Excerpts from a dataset
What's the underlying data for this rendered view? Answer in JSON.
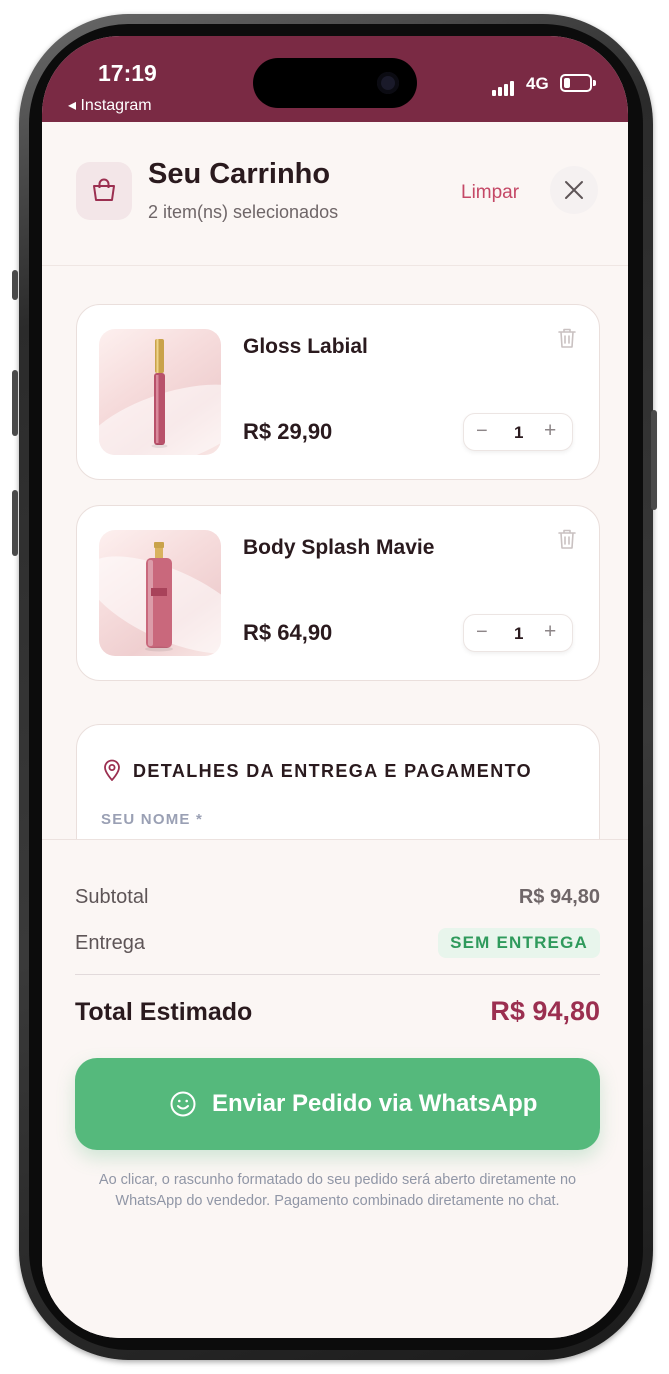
{
  "status_bar": {
    "time": "17:19",
    "back_app": "◂ Instagram",
    "network": "4G",
    "battery_level": 0.25
  },
  "header": {
    "title": "Seu Carrinho",
    "subtitle": "2 item(ns) selecionados",
    "clear_label": "Limpar",
    "bag_icon": "shopping-bag-icon",
    "close_icon": "close-icon"
  },
  "cart": {
    "items": [
      {
        "name": "Gloss Labial",
        "price": "R$ 29,90",
        "quantity": "1",
        "minus": "−",
        "plus": "+"
      },
      {
        "name": "Body Splash Mavie",
        "price": "R$ 64,90",
        "quantity": "1",
        "minus": "−",
        "plus": "+"
      }
    ]
  },
  "delivery": {
    "title": "DETALHES DA ENTREGA E PAGAMENTO",
    "name_label": "SEU NOME *",
    "icon": "location-pin-icon"
  },
  "summary": {
    "subtotal_label": "Subtotal",
    "subtotal_value": "R$ 94,80",
    "delivery_label": "Entrega",
    "delivery_value": "SEM ENTREGA",
    "total_label": "Total Estimado",
    "total_value": "R$ 94,80"
  },
  "cta": {
    "label": "Enviar Pedido via WhatsApp",
    "icon": "smile-icon",
    "note": "Ao clicar, o rascunho formatado do seu pedido será aberto diretamente no WhatsApp do vendedor. Pagamento combinado diretamente no chat."
  },
  "colors": {
    "brand": "#7a2a44",
    "accent": "#c44866",
    "total": "#9b2f50",
    "whatsapp_green": "#55b97c"
  }
}
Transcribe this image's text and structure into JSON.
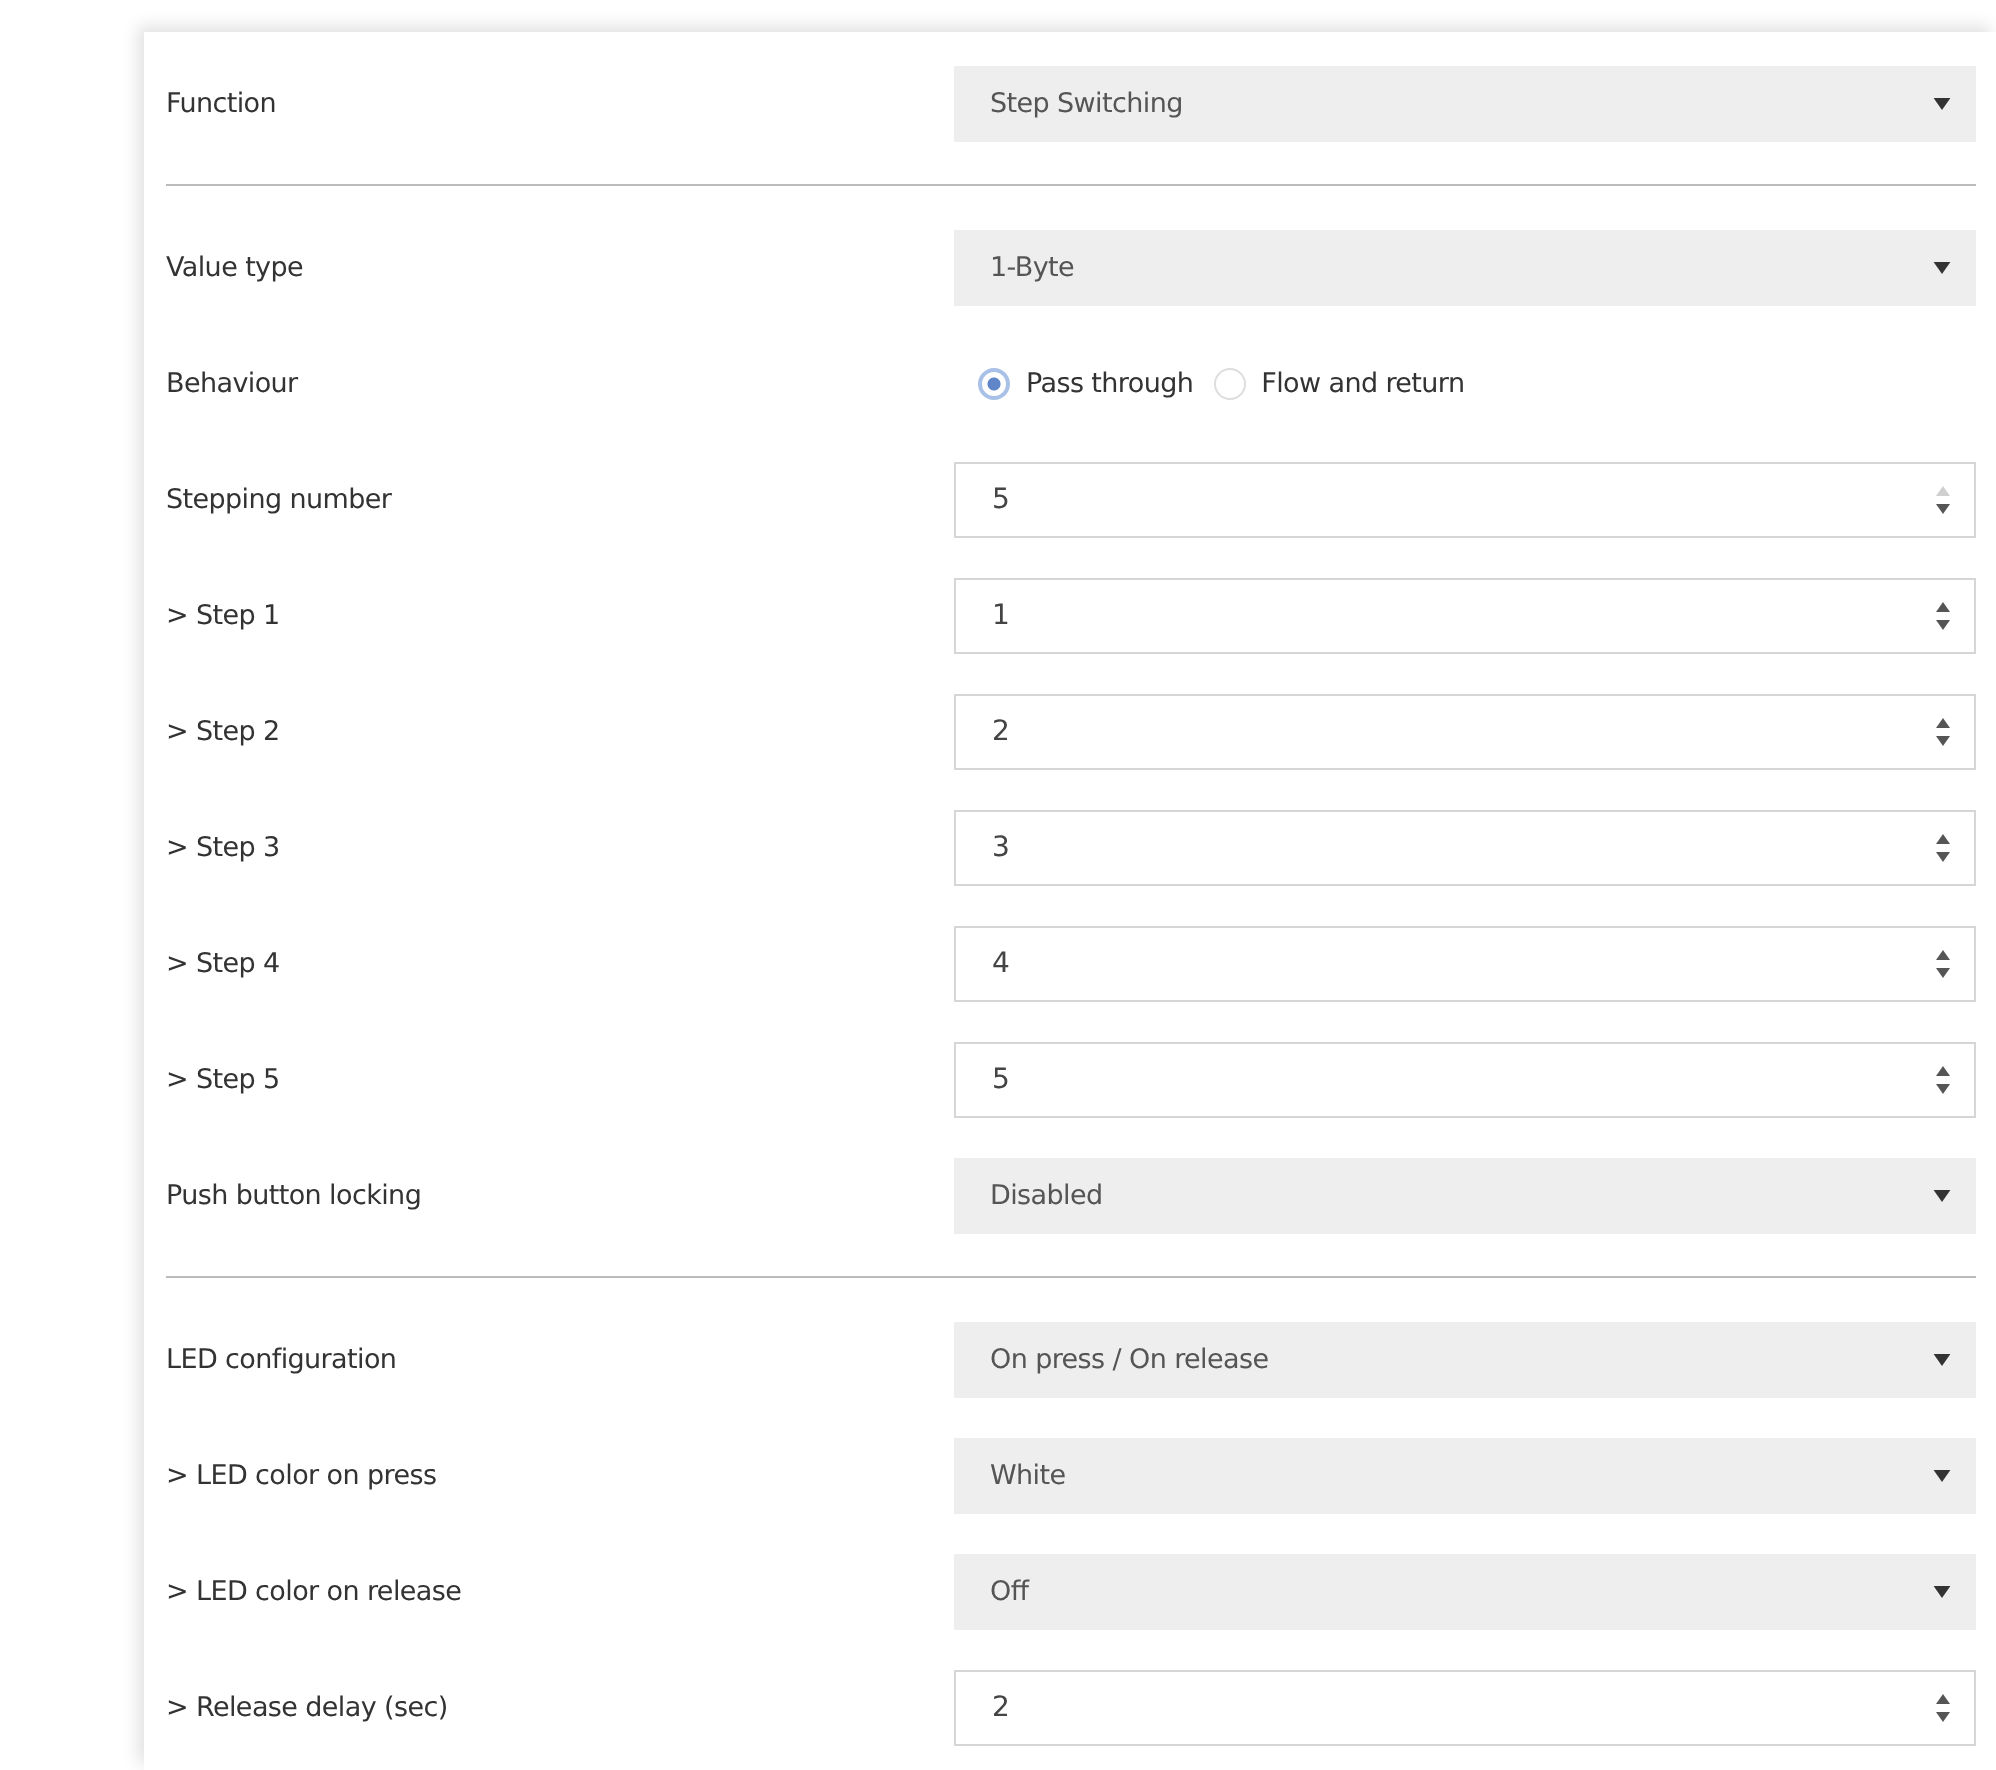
{
  "rows": [
    {
      "kind": "select",
      "label": "Function",
      "value": "Step Switching"
    },
    {
      "kind": "divider"
    },
    {
      "kind": "select",
      "label": "Value type",
      "value": "1-Byte"
    },
    {
      "kind": "radio",
      "label": "Behaviour",
      "options": [
        {
          "label": "Pass through",
          "selected": true
        },
        {
          "label": "Flow and return",
          "selected": false
        }
      ]
    },
    {
      "kind": "spinner",
      "label": "Stepping number",
      "value": "5",
      "up_disabled": true
    },
    {
      "kind": "spinner",
      "label": "> Step 1",
      "value": "1",
      "up_disabled": false
    },
    {
      "kind": "spinner",
      "label": "> Step 2",
      "value": "2",
      "up_disabled": false
    },
    {
      "kind": "spinner",
      "label": "> Step 3",
      "value": "3",
      "up_disabled": false
    },
    {
      "kind": "spinner",
      "label": "> Step 4",
      "value": "4",
      "up_disabled": false
    },
    {
      "kind": "spinner",
      "label": "> Step 5",
      "value": "5",
      "up_disabled": false
    },
    {
      "kind": "select",
      "label": "Push button locking",
      "value": "Disabled"
    },
    {
      "kind": "divider"
    },
    {
      "kind": "select",
      "label": "LED configuration",
      "value": "On press / On release"
    },
    {
      "kind": "select",
      "label": "> LED color on press",
      "value": "White"
    },
    {
      "kind": "select",
      "label": "> LED color on release",
      "value": "Off"
    },
    {
      "kind": "spinner",
      "label": "> Release delay (sec)",
      "value": "2",
      "up_disabled": false
    }
  ]
}
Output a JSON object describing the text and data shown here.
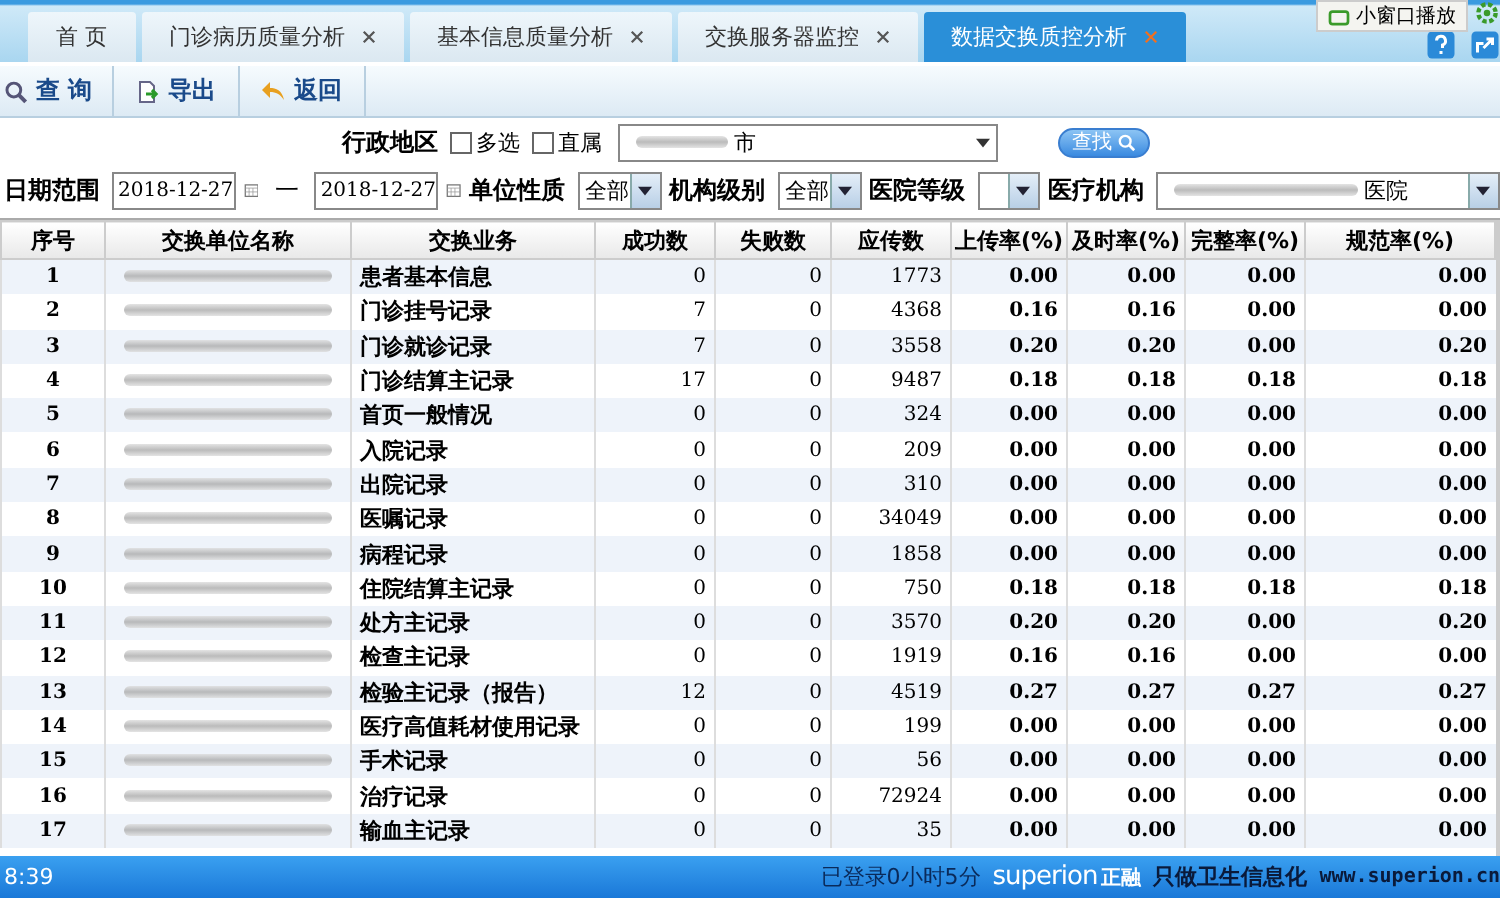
{
  "tabs": [
    {
      "label": "首 页",
      "closable": false,
      "selected": false
    },
    {
      "label": "门诊病历质量分析",
      "closable": true,
      "selected": false
    },
    {
      "label": "基本信息质量分析",
      "closable": true,
      "selected": false
    },
    {
      "label": "交换服务器监控",
      "closable": true,
      "selected": false
    },
    {
      "label": "数据交换质控分析",
      "closable": true,
      "selected": true
    }
  ],
  "popout": {
    "label": "小窗口播放"
  },
  "toolbar": [
    {
      "kind": "search",
      "label": "查 询"
    },
    {
      "kind": "export",
      "label": "导出"
    },
    {
      "kind": "back",
      "label": "返回"
    }
  ],
  "region": {
    "label": "行政地区",
    "options": [
      {
        "label": "多选",
        "checked": false
      },
      {
        "label": "直属",
        "checked": false
      }
    ],
    "value": "市",
    "search_button": "查找"
  },
  "filters": {
    "date_label": "日期范围",
    "date_from": "2018-12-27",
    "date_sep": "一",
    "date_to": "2018-12-27",
    "selects": [
      {
        "label": "单位性质",
        "value": "全部",
        "kind": "short"
      },
      {
        "label": "机构级别",
        "value": "全部",
        "kind": "short"
      },
      {
        "label": "医院等级",
        "kind": "short"
      },
      {
        "label": "医疗机构",
        "value": "医院",
        "kind": "wide"
      }
    ]
  },
  "table": {
    "columns": [
      "序号",
      "交换单位名称",
      "交换业务",
      "成功数",
      "失败数",
      "应传数",
      "上传率(%)",
      "及时率(%)",
      "完整率(%)",
      "规范率(%)"
    ],
    "rows": [
      [
        "1",
        "",
        "患者基本信息",
        "0",
        "0",
        "1773",
        "0.00",
        "0.00",
        "0.00",
        "0.00"
      ],
      [
        "2",
        "",
        "门诊挂号记录",
        "7",
        "0",
        "4368",
        "0.16",
        "0.16",
        "0.00",
        "0.00"
      ],
      [
        "3",
        "",
        "门诊就诊记录",
        "7",
        "0",
        "3558",
        "0.20",
        "0.20",
        "0.00",
        "0.20"
      ],
      [
        "4",
        "",
        "门诊结算主记录",
        "17",
        "0",
        "9487",
        "0.18",
        "0.18",
        "0.18",
        "0.18"
      ],
      [
        "5",
        "",
        "首页一般情况",
        "0",
        "0",
        "324",
        "0.00",
        "0.00",
        "0.00",
        "0.00"
      ],
      [
        "6",
        "",
        "入院记录",
        "0",
        "0",
        "209",
        "0.00",
        "0.00",
        "0.00",
        "0.00"
      ],
      [
        "7",
        "",
        "出院记录",
        "0",
        "0",
        "310",
        "0.00",
        "0.00",
        "0.00",
        "0.00"
      ],
      [
        "8",
        "",
        "医嘱记录",
        "0",
        "0",
        "34049",
        "0.00",
        "0.00",
        "0.00",
        "0.00"
      ],
      [
        "9",
        "",
        "病程记录",
        "0",
        "0",
        "1858",
        "0.00",
        "0.00",
        "0.00",
        "0.00"
      ],
      [
        "10",
        "",
        "住院结算主记录",
        "0",
        "0",
        "750",
        "0.18",
        "0.18",
        "0.18",
        "0.18"
      ],
      [
        "11",
        "",
        "处方主记录",
        "0",
        "0",
        "3570",
        "0.20",
        "0.20",
        "0.00",
        "0.20"
      ],
      [
        "12",
        "",
        "检查主记录",
        "0",
        "0",
        "1919",
        "0.16",
        "0.16",
        "0.00",
        "0.00"
      ],
      [
        "13",
        "",
        "检验主记录（报告）",
        "12",
        "0",
        "4519",
        "0.27",
        "0.27",
        "0.27",
        "0.27"
      ],
      [
        "14",
        "",
        "医疗高值耗材使用记录",
        "0",
        "0",
        "199",
        "0.00",
        "0.00",
        "0.00",
        "0.00"
      ],
      [
        "15",
        "",
        "手术记录",
        "0",
        "0",
        "56",
        "0.00",
        "0.00",
        "0.00",
        "0.00"
      ],
      [
        "16",
        "",
        "治疗记录",
        "0",
        "0",
        "72924",
        "0.00",
        "0.00",
        "0.00",
        "0.00"
      ],
      [
        "17",
        "",
        "输血主记录",
        "0",
        "0",
        "35",
        "0.00",
        "0.00",
        "0.00",
        "0.00"
      ]
    ]
  },
  "status_bar": {
    "time": "8:39",
    "session": "已登录0小时5分",
    "brand": "superion",
    "brand_cn": "正融",
    "slogan": "只做卫生信息化",
    "url": "www.superion.cn"
  }
}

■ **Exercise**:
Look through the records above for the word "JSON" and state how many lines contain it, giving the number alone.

■ **Answer below**:
3